_What you will do_. Pull out each line of the records holding the string "name".

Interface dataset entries
··········
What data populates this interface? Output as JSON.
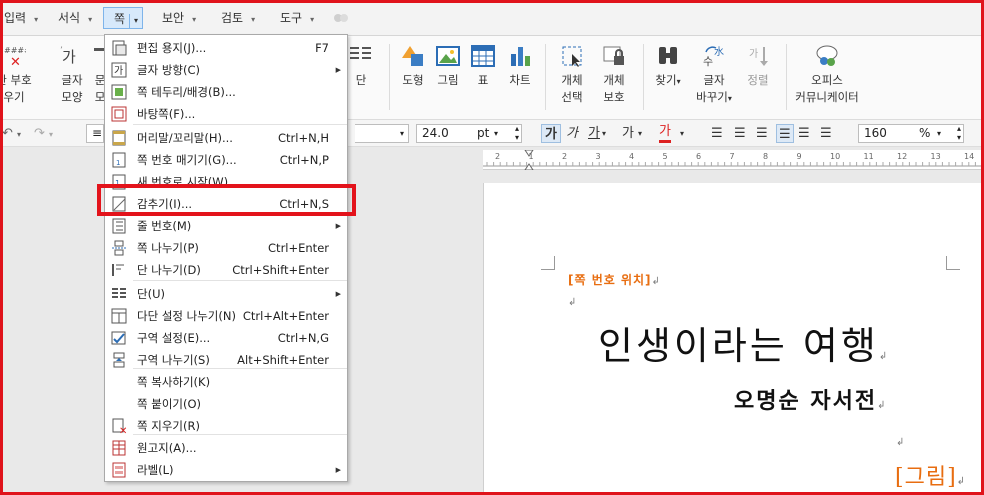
{
  "menubar": {
    "items": [
      {
        "label": "입력"
      },
      {
        "label": "서식"
      },
      {
        "label": "쪽"
      },
      {
        "label": "보안"
      },
      {
        "label": "검토"
      },
      {
        "label": "도구"
      }
    ]
  },
  "ribbon": {
    "left_partial": [
      "한 부호",
      "우기"
    ],
    "char_shape": [
      "글자",
      "모양"
    ],
    "para_partial": [
      "문",
      "모"
    ],
    "columns": "단",
    "shape": "도형",
    "picture": "그림",
    "table": "표",
    "chart": "차트",
    "obj_select": [
      "개체",
      "선택"
    ],
    "obj_protect": [
      "개체",
      "보호"
    ],
    "find": "찾기",
    "replace": [
      "글자",
      "바꾸기"
    ],
    "correct": "정렬",
    "office": [
      "오피스",
      "커뮤니케이터"
    ]
  },
  "format": {
    "font_size": "24.0",
    "unit": "pt",
    "bold": "가",
    "italic": "가",
    "underline": "가",
    "strike": "가",
    "color": "가",
    "zoom": "160",
    "zoom_unit": "%"
  },
  "ruler": {
    "numbers": [
      "2",
      "1",
      "2",
      "3",
      "4",
      "5",
      "6",
      "7",
      "8",
      "9",
      "10",
      "11",
      "12",
      "13",
      "14"
    ]
  },
  "document": {
    "label": "[쪽 번호 위치]",
    "title": "인생이라는 여행",
    "subtitle": "오명순 자서전",
    "figure": "[그림]"
  },
  "dropdown": {
    "items": [
      {
        "label": "편집 용지(J)...",
        "shortcut": "F7",
        "icon": "page-setup-icon"
      },
      {
        "label": "글자 방향(C)",
        "shortcut": "",
        "submenu": true,
        "icon": "text-direction-icon"
      },
      {
        "label": "쪽 테두리/배경(B)...",
        "shortcut": "",
        "icon": "page-border-icon"
      },
      {
        "label": "바탕쪽(F)...",
        "shortcut": "",
        "icon": "master-page-icon"
      },
      {
        "label": "머리말/꼬리말(H)...",
        "shortcut": "Ctrl+N,H",
        "icon": "header-footer-icon"
      },
      {
        "label": "쪽 번호 매기기(G)...",
        "shortcut": "Ctrl+N,P",
        "icon": "page-number-icon"
      },
      {
        "label": "새 번호로 시작(W)...",
        "shortcut": "",
        "icon": "new-number-icon"
      },
      {
        "label": "감추기(I)...",
        "shortcut": "Ctrl+N,S",
        "icon": "hide-icon"
      },
      {
        "label": "줄 번호(M)",
        "shortcut": "",
        "submenu": true,
        "icon": "line-number-icon"
      },
      {
        "label": "쪽 나누기(P)",
        "shortcut": "Ctrl+Enter",
        "icon": "page-break-icon"
      },
      {
        "label": "단 나누기(D)",
        "shortcut": "Ctrl+Shift+Enter",
        "icon": "column-break-icon"
      },
      {
        "label": "단(U)",
        "shortcut": "",
        "submenu": true,
        "icon": "columns-icon"
      },
      {
        "label": "다단 설정 나누기(N)",
        "shortcut": "Ctrl+Alt+Enter",
        "icon": "multi-column-icon"
      },
      {
        "label": "구역 설정(E)...",
        "shortcut": "Ctrl+N,G",
        "icon": "section-setup-icon"
      },
      {
        "label": "구역 나누기(S)",
        "shortcut": "Alt+Shift+Enter",
        "icon": "section-break-icon"
      },
      {
        "label": "쪽 복사하기(K)",
        "shortcut": "",
        "icon": ""
      },
      {
        "label": "쪽 붙이기(O)",
        "shortcut": "",
        "icon": ""
      },
      {
        "label": "쪽 지우기(R)",
        "shortcut": "",
        "icon": "delete-page-icon"
      },
      {
        "label": "원고지(A)...",
        "shortcut": "",
        "icon": "manuscript-icon"
      },
      {
        "label": "라벨(L)",
        "shortcut": "",
        "submenu": true,
        "icon": "label-icon"
      }
    ]
  },
  "colors": {
    "highlight": "#e3131b",
    "accent": "#e86d10",
    "menu_active": "#d7e9fb"
  }
}
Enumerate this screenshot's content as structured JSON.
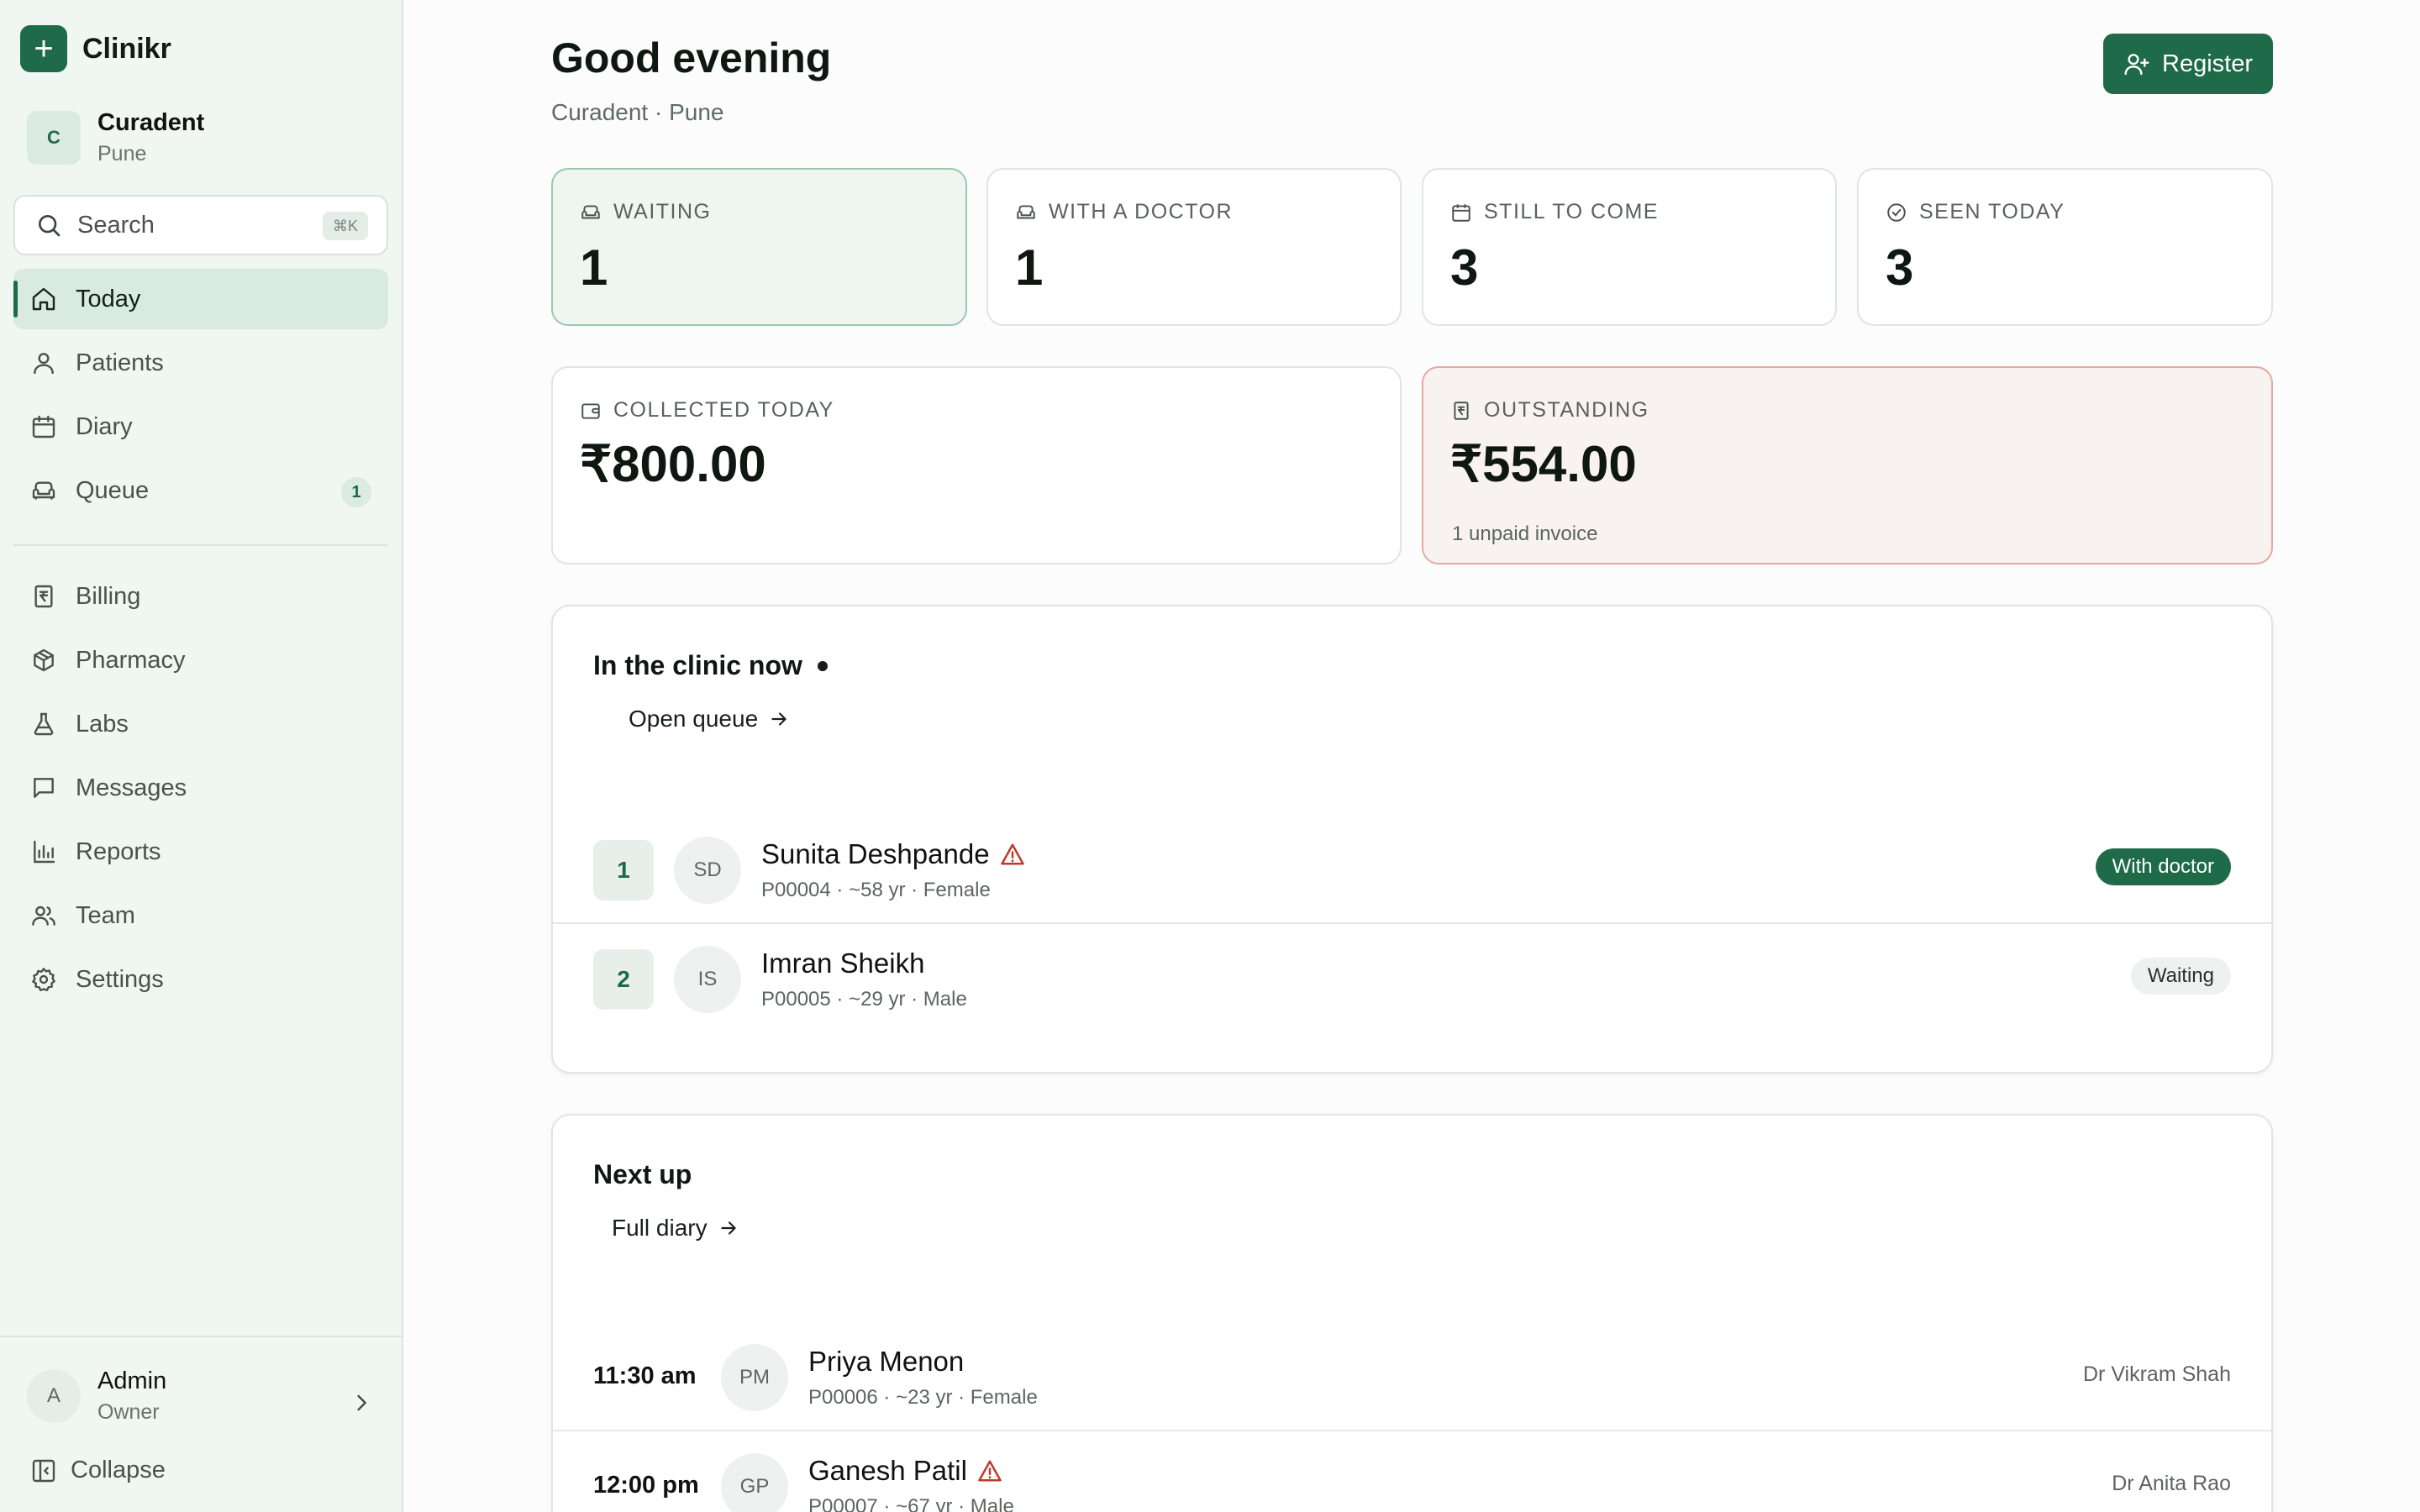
{
  "brand": {
    "logo_glyph": "+",
    "name": "Clinikr"
  },
  "org": {
    "initial": "C",
    "name": "Curadent",
    "city": "Pune"
  },
  "search": {
    "label": "Search",
    "shortcut": "⌘K"
  },
  "nav": {
    "primary": [
      {
        "label": "Today",
        "icon": "home-icon",
        "active": true
      },
      {
        "label": "Patients",
        "icon": "user-icon"
      },
      {
        "label": "Diary",
        "icon": "calendar-icon"
      },
      {
        "label": "Queue",
        "icon": "couch-icon",
        "badge": "1"
      }
    ],
    "secondary": [
      {
        "label": "Billing",
        "icon": "receipt-icon"
      },
      {
        "label": "Pharmacy",
        "icon": "package-icon"
      },
      {
        "label": "Labs",
        "icon": "flask-icon"
      },
      {
        "label": "Messages",
        "icon": "message-icon"
      },
      {
        "label": "Reports",
        "icon": "bar-chart-icon"
      },
      {
        "label": "Team",
        "icon": "users-icon"
      },
      {
        "label": "Settings",
        "icon": "gear-icon"
      }
    ]
  },
  "user": {
    "initial": "A",
    "name": "Admin",
    "role": "Owner"
  },
  "collapse_label": "Collapse",
  "header": {
    "greeting": "Good evening",
    "subline": "Curadent · Pune",
    "register_label": "Register"
  },
  "stats": {
    "waiting": {
      "label": "WAITING",
      "value": "1"
    },
    "with_doctor": {
      "label": "WITH A DOCTOR",
      "value": "1"
    },
    "still_to_come": {
      "label": "STILL TO COME",
      "value": "3"
    },
    "seen_today": {
      "label": "SEEN TODAY",
      "value": "3"
    },
    "collected": {
      "label": "COLLECTED TODAY",
      "value": "₹800.00"
    },
    "outstanding": {
      "label": "OUTSTANDING",
      "value": "₹554.00",
      "note": "1 unpaid invoice"
    }
  },
  "clinic_now": {
    "title": "In the clinic now",
    "link": "Open queue",
    "rows": [
      {
        "number": "1",
        "initials": "SD",
        "name": "Sunita Deshpande",
        "alert": true,
        "meta": "P00004 · ~58 yr · Female",
        "status": "With doctor"
      },
      {
        "number": "2",
        "initials": "IS",
        "name": "Imran Sheikh",
        "alert": false,
        "meta": "P00005 · ~29 yr · Male",
        "status": "Waiting"
      }
    ]
  },
  "next_up": {
    "title": "Next up",
    "link": "Full diary",
    "rows": [
      {
        "time": "11:30 am",
        "initials": "PM",
        "name": "Priya Menon",
        "alert": false,
        "meta": "P00006 · ~23 yr · Female",
        "doctor": "Dr Vikram Shah"
      },
      {
        "time": "12:00 pm",
        "initials": "GP",
        "name": "Ganesh Patil",
        "alert": true,
        "meta": "P00007 · ~67 yr · Male",
        "doctor": "Dr Anita Rao"
      }
    ]
  },
  "colors": {
    "brand": "#1f6a49",
    "warning": "#c0392b",
    "sidebar_bg": "#f0f6f2"
  }
}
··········
_Written reply_.
    "name": "Clinikr"
    "name": "Curadent",
    "name": "Admin",
        "name": "Sunita Deshpande",
        "name": "Imran Sheikh",
        "name": "Priya Menon",
        "name": "Ganesh Patil",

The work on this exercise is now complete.